BRIEF: Please retype the data in full and exactly; the pictures are not part of the copy.

RECORDS PROVIDED:

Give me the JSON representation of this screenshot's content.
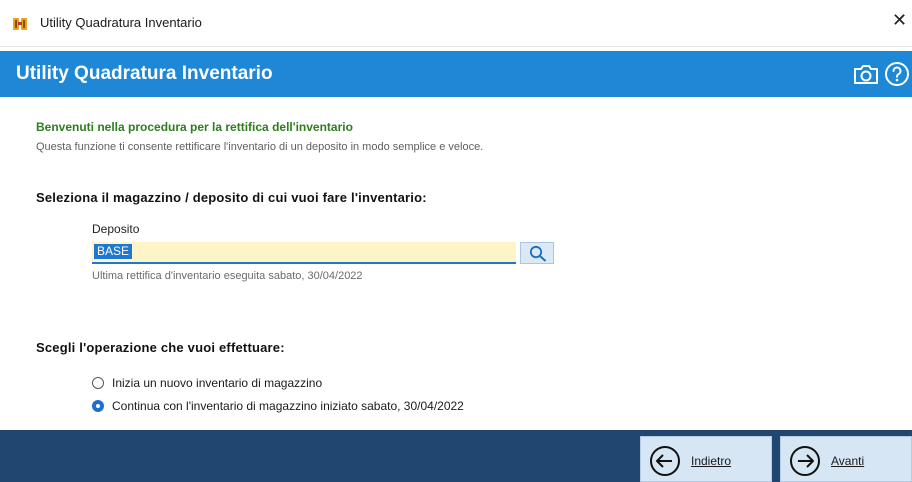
{
  "window": {
    "title": "Utility Quadratura Inventario",
    "close_glyph": "✕",
    "app_icon": "app-logo-icon"
  },
  "header": {
    "title": "Utility Quadratura Inventario",
    "icons": [
      "camera-icon",
      "help-icon"
    ],
    "color": "#1e88d6"
  },
  "welcome": {
    "title": "Benvenuti nella procedura per la rettifica dell'inventario",
    "description": "Questa funzione ti consente rettificare l'inventario di un deposito in modo semplice e veloce."
  },
  "warehouse_section": {
    "title": "Seleziona il magazzino / deposito di cui vuoi fare l'inventario:",
    "field_label": "Deposito",
    "value": "BASE",
    "last_adjustment": "Ultima rettifica d'inventario eseguita sabato, 30/04/2022"
  },
  "operation_section": {
    "title": "Scegli l'operazione che vuoi effettuare:",
    "options": [
      {
        "label": "Inizia un nuovo inventario di magazzino",
        "selected": false
      },
      {
        "label": "Continua con l'inventario di magazzino iniziato sabato, 30/04/2022",
        "selected": true
      }
    ]
  },
  "footer": {
    "back_label": "Indietro",
    "next_label": "Avanti",
    "color": "#21466f"
  }
}
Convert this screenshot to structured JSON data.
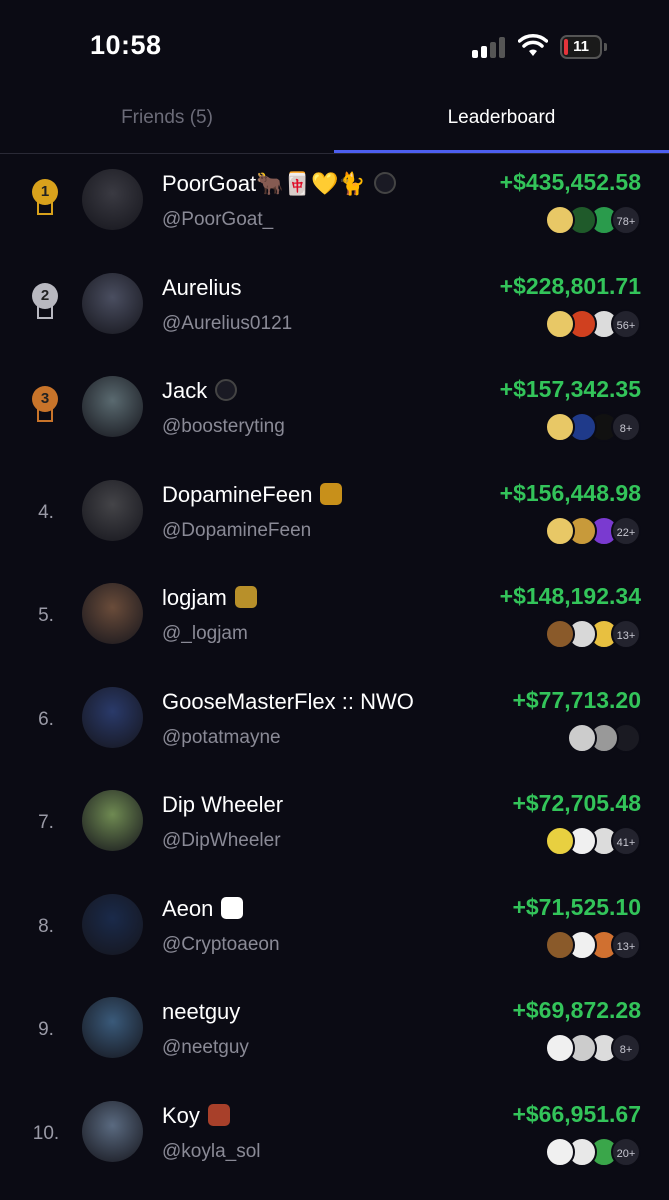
{
  "status_bar": {
    "time": "10:58",
    "battery": "11",
    "battery_level": 0.11,
    "signal_bars": 2
  },
  "tabs": [
    {
      "label": "Friends (5)",
      "active": false
    },
    {
      "label": "Leaderboard",
      "active": true
    }
  ],
  "colors": {
    "accent": "#4d5ff0",
    "positive": "#33c45a",
    "gold": "#d9a21c",
    "silver": "#b8b8c0",
    "bronze": "#c8742a"
  },
  "leaderboard": [
    {
      "rank": "1",
      "medal": "gold",
      "name": "PoorGoat🐂🀄💛🐈",
      "badge": "eye-badge",
      "handle": "@PoorGoat_",
      "pnl": "+$435,452.58",
      "more": "78+",
      "avatar_color": "#3a3a42",
      "tokens": [
        "#e8c866",
        "#1f5a2a",
        "#2a9b4c"
      ]
    },
    {
      "rank": "2",
      "medal": "silver",
      "name": "Aurelius",
      "badge": "",
      "handle": "@Aurelius0121",
      "pnl": "+$228,801.71",
      "more": "56+",
      "avatar_color": "#4a4e60",
      "tokens": [
        "#e8c866",
        "#d0401f",
        "#dcdcdc"
      ]
    },
    {
      "rank": "3",
      "medal": "bronze",
      "name": "Jack",
      "badge": "eye-badge",
      "handle": "@boosteryting",
      "pnl": "+$157,342.35",
      "more": "8+",
      "avatar_color": "#5a6a70",
      "tokens": [
        "#e8c866",
        "#1f3a8a",
        "#111111"
      ]
    },
    {
      "rank": "4.",
      "medal": "",
      "name": "DopamineFeen",
      "badge": "batman-badge",
      "handle": "@DopamineFeen",
      "pnl": "+$156,448.98",
      "more": "22+",
      "avatar_color": "#444448",
      "tokens": [
        "#e8c866",
        "#c89a3a",
        "#7a3ad0"
      ]
    },
    {
      "rank": "5.",
      "medal": "",
      "name": "logjam",
      "badge": "office-badge",
      "handle": "@_logjam",
      "pnl": "+$148,192.34",
      "more": "13+",
      "avatar_color": "#6a4c3a",
      "tokens": [
        "#8a5a2a",
        "#d8d8d8",
        "#e8c040"
      ]
    },
    {
      "rank": "6.",
      "medal": "",
      "name": "GooseMasterFlex :: NWO",
      "badge": "",
      "handle": "@potatmayne",
      "pnl": "+$77,713.20",
      "more": "",
      "avatar_color": "#2a3a6a",
      "tokens": [
        "#cccccc",
        "#999999",
        "#1a1a22"
      ]
    },
    {
      "rank": "7.",
      "medal": "",
      "name": "Dip Wheeler",
      "badge": "",
      "handle": "@DipWheeler",
      "pnl": "+$72,705.48",
      "more": "41+",
      "avatar_color": "#6f8a52",
      "tokens": [
        "#e8d040",
        "#f0f0f0",
        "#dcdcdc"
      ]
    },
    {
      "rank": "8.",
      "medal": "",
      "name": "Aeon",
      "badge": "octo-badge",
      "handle": "@Cryptoaeon",
      "pnl": "+$71,525.10",
      "more": "13+",
      "avatar_color": "#1a2a4a",
      "tokens": [
        "#8a5a2a",
        "#f0f0f0",
        "#d07030"
      ]
    },
    {
      "rank": "9.",
      "medal": "",
      "name": "neetguy",
      "badge": "",
      "handle": "@neetguy",
      "pnl": "+$69,872.28",
      "more": "8+",
      "avatar_color": "#3a5a7a",
      "tokens": [
        "#f0f0f0",
        "#cccccc",
        "#dcdcdc"
      ]
    },
    {
      "rank": "10.",
      "medal": "",
      "name": "Koy",
      "badge": "wanted-badge",
      "handle": "@koyla_sol",
      "pnl": "+$66,951.67",
      "more": "20+",
      "avatar_color": "#5a6a80",
      "tokens": [
        "#f0f0f0",
        "#e8e8e8",
        "#3aa64a"
      ]
    }
  ]
}
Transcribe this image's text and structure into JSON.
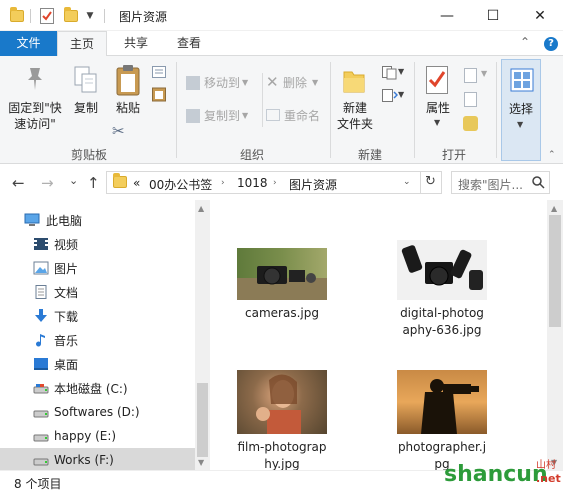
{
  "window": {
    "title": "图片资源",
    "minimize": "—",
    "maximize": "☐",
    "close": "✕"
  },
  "tabs": {
    "file": "文件",
    "home": "主页",
    "share": "共享",
    "view": "查看",
    "collapse": "⌃",
    "help": "?"
  },
  "ribbon": {
    "pin_label": "固定到\"快\n速访问\"",
    "copy_label": "复制",
    "paste_label": "粘贴",
    "clipboard_group": "剪贴板",
    "move_to": "移动到",
    "copy_to": "复制到",
    "delete": "删除",
    "rename": "重命名",
    "organize_group": "组织",
    "new_folder": "新建\n文件夹",
    "new_group": "新建",
    "properties": "属性",
    "open_group": "打开",
    "select": "选择"
  },
  "address": {
    "back": "←",
    "forward": "→",
    "recent": "⌄",
    "up": "↑",
    "overflow": "«",
    "crumbs": [
      "00办公书签",
      "1018",
      "图片资源"
    ],
    "refresh": "↻",
    "search_placeholder": "搜索\"图片...",
    "search_icon": "search-icon"
  },
  "nav": {
    "items": [
      {
        "label": "此电脑",
        "icon": "computer-icon"
      },
      {
        "label": "视频",
        "icon": "video-icon"
      },
      {
        "label": "图片",
        "icon": "pictures-icon"
      },
      {
        "label": "文档",
        "icon": "documents-icon"
      },
      {
        "label": "下载",
        "icon": "download-icon"
      },
      {
        "label": "音乐",
        "icon": "music-icon"
      },
      {
        "label": "桌面",
        "icon": "desktop-icon"
      },
      {
        "label": "本地磁盘 (C:)",
        "icon": "drive-icon"
      },
      {
        "label": "Softwares (D:)",
        "icon": "drive-icon"
      },
      {
        "label": "happy (E:)",
        "icon": "drive-icon"
      },
      {
        "label": "Works (F:)",
        "icon": "drive-icon"
      }
    ]
  },
  "files": [
    {
      "name": "cameras.jpg"
    },
    {
      "name": "digital-photog\naphy-636.jpg"
    },
    {
      "name": "film-photograp\nhy.jpg"
    },
    {
      "name": "photographer.j\npg"
    }
  ],
  "status": {
    "count": "8 个项目"
  },
  "watermark": {
    "text": "shancun",
    "suffix": ".net",
    "cn": "山村"
  },
  "colors": {
    "accent": "#1979ca",
    "ribbon_bg": "#f5f6f7",
    "selected": "#d9d9d9"
  }
}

YOUR RESPONSE:
Give me the JSON representation of this screenshot's content.
{
  "window": {
    "title": "Utility Quadratura Inventario",
    "close_glyph": "✕",
    "app_icon": "app-logo-icon"
  },
  "header": {
    "title": "Utility Quadratura Inventario",
    "icons": [
      "camera-icon",
      "help-icon"
    ],
    "color": "#1e88d6"
  },
  "welcome": {
    "title": "Benvenuti nella procedura per la rettifica dell'inventario",
    "description": "Questa funzione ti consente rettificare l'inventario di un deposito in modo semplice e veloce."
  },
  "warehouse_section": {
    "title": "Seleziona il magazzino / deposito di cui vuoi fare l'inventario:",
    "field_label": "Deposito",
    "value": "BASE",
    "last_adjustment": "Ultima rettifica d'inventario eseguita sabato, 30/04/2022"
  },
  "operation_section": {
    "title": "Scegli l'operazione che vuoi effettuare:",
    "options": [
      {
        "label": "Inizia un nuovo inventario di magazzino",
        "selected": false
      },
      {
        "label": "Continua con l'inventario di magazzino iniziato sabato, 30/04/2022",
        "selected": true
      }
    ]
  },
  "footer": {
    "back_label": "Indietro",
    "next_label": "Avanti",
    "color": "#21466f"
  }
}
Convert this screenshot to structured JSON data.
{
  "status_bar": {
    "time": "10:58",
    "battery": "11",
    "battery_level": 0.11,
    "signal_bars": 2
  },
  "tabs": [
    {
      "label": "Friends (5)",
      "active": false
    },
    {
      "label": "Leaderboard",
      "active": true
    }
  ],
  "colors": {
    "accent": "#4d5ff0",
    "positive": "#33c45a",
    "gold": "#d9a21c",
    "silver": "#b8b8c0",
    "bronze": "#c8742a"
  },
  "leaderboard": [
    {
      "rank": "1",
      "medal": "gold",
      "name": "PoorGoat🐂🀄💛🐈",
      "badge": "eye-badge",
      "handle": "@PoorGoat_",
      "pnl": "+$435,452.58",
      "more": "78+",
      "avatar_color": "#3a3a42",
      "tokens": [
        "#e8c866",
        "#1f5a2a",
        "#2a9b4c"
      ]
    },
    {
      "rank": "2",
      "medal": "silver",
      "name": "Aurelius",
      "badge": "",
      "handle": "@Aurelius0121",
      "pnl": "+$228,801.71",
      "more": "56+",
      "avatar_color": "#4a4e60",
      "tokens": [
        "#e8c866",
        "#d0401f",
        "#dcdcdc"
      ]
    },
    {
      "rank": "3",
      "medal": "bronze",
      "name": "Jack",
      "badge": "eye-badge",
      "handle": "@boosteryting",
      "pnl": "+$157,342.35",
      "more": "8+",
      "avatar_color": "#5a6a70",
      "tokens": [
        "#e8c866",
        "#1f3a8a",
        "#111111"
      ]
    },
    {
      "rank": "4.",
      "medal": "",
      "name": "DopamineFeen",
      "badge": "batman-badge",
      "handle": "@DopamineFeen",
      "pnl": "+$156,448.98",
      "more": "22+",
      "avatar_color": "#444448",
      "tokens": [
        "#e8c866",
        "#c89a3a",
        "#7a3ad0"
      ]
    },
    {
      "rank": "5.",
      "medal": "",
      "name": "logjam",
      "badge": "office-badge",
      "handle": "@_logjam",
      "pnl": "+$148,192.34",
      "more": "13+",
      "avatar_color": "#6a4c3a",
      "tokens": [
        "#8a5a2a",
        "#d8d8d8",
        "#e8c040"
      ]
    },
    {
      "rank": "6.",
      "medal": "",
      "name": "GooseMasterFlex :: NWO",
      "badge": "",
      "handle": "@potatmayne",
      "pnl": "+$77,713.20",
      "more": "",
      "avatar_color": "#2a3a6a",
      "tokens": [
        "#cccccc",
        "#999999",
        "#1a1a22"
      ]
    },
    {
      "rank": "7.",
      "medal": "",
      "name": "Dip Wheeler",
      "badge": "",
      "handle": "@DipWheeler",
      "pnl": "+$72,705.48",
      "more": "41+",
      "avatar_color": "#6f8a52",
      "tokens": [
        "#e8d040",
        "#f0f0f0",
        "#dcdcdc"
      ]
    },
    {
      "rank": "8.",
      "medal": "",
      "name": "Aeon",
      "badge": "octo-badge",
      "handle": "@Cryptoaeon",
      "pnl": "+$71,525.10",
      "more": "13+",
      "avatar_color": "#1a2a4a",
      "tokens": [
        "#8a5a2a",
        "#f0f0f0",
        "#d07030"
      ]
    },
    {
      "rank": "9.",
      "medal": "",
      "name": "neetguy",
      "badge": "",
      "handle": "@neetguy",
      "pnl": "+$69,872.28",
      "more": "8+",
      "avatar_color": "#3a5a7a",
      "tokens": [
        "#f0f0f0",
        "#cccccc",
        "#dcdcdc"
      ]
    },
    {
      "rank": "10.",
      "medal": "",
      "name": "Koy",
      "badge": "wanted-badge",
      "handle": "@koyla_sol",
      "pnl": "+$66,951.67",
      "more": "20+",
      "avatar_color": "#5a6a80",
      "tokens": [
        "#f0f0f0",
        "#e8e8e8",
        "#3aa64a"
      ]
    }
  ]
}
Transcribe this image's text and structure into JSON.
{
  "window": {
    "title": "图片资源",
    "minimize": "—",
    "maximize": "☐",
    "close": "✕"
  },
  "tabs": {
    "file": "文件",
    "home": "主页",
    "share": "共享",
    "view": "查看",
    "collapse": "⌃",
    "help": "?"
  },
  "ribbon": {
    "pin_label": "固定到\"快\n速访问\"",
    "copy_label": "复制",
    "paste_label": "粘贴",
    "clipboard_group": "剪贴板",
    "move_to": "移动到",
    "copy_to": "复制到",
    "delete": "删除",
    "rename": "重命名",
    "organize_group": "组织",
    "new_folder": "新建\n文件夹",
    "new_group": "新建",
    "properties": "属性",
    "open_group": "打开",
    "select": "选择"
  },
  "address": {
    "back": "←",
    "forward": "→",
    "recent": "⌄",
    "up": "↑",
    "overflow": "«",
    "crumbs": [
      "00办公书签",
      "1018",
      "图片资源"
    ],
    "refresh": "↻",
    "search_placeholder": "搜索\"图片...",
    "search_icon": "search-icon"
  },
  "nav": {
    "items": [
      {
        "label": "此电脑",
        "icon": "computer-icon"
      },
      {
        "label": "视频",
        "icon": "video-icon"
      },
      {
        "label": "图片",
        "icon": "pictures-icon"
      },
      {
        "label": "文档",
        "icon": "documents-icon"
      },
      {
        "label": "下载",
        "icon": "download-icon"
      },
      {
        "label": "音乐",
        "icon": "music-icon"
      },
      {
        "label": "桌面",
        "icon": "desktop-icon"
      },
      {
        "label": "本地磁盘 (C:)",
        "icon": "drive-icon"
      },
      {
        "label": "Softwares (D:)",
        "icon": "drive-icon"
      },
      {
        "label": "happy (E:)",
        "icon": "drive-icon"
      },
      {
        "label": "Works (F:)",
        "icon": "drive-icon"
      }
    ]
  },
  "files": [
    {
      "name": "cameras.jpg"
    },
    {
      "name": "digital-photog\naphy-636.jpg"
    },
    {
      "name": "film-photograp\nhy.jpg"
    },
    {
      "name": "photographer.j\npg"
    }
  ],
  "status": {
    "count": "8 个项目"
  },
  "watermark": {
    "text": "shancun",
    "suffix": ".net",
    "cn": "山村"
  },
  "colors": {
    "accent": "#1979ca",
    "ribbon_bg": "#f5f6f7",
    "selected": "#d9d9d9"
  }
}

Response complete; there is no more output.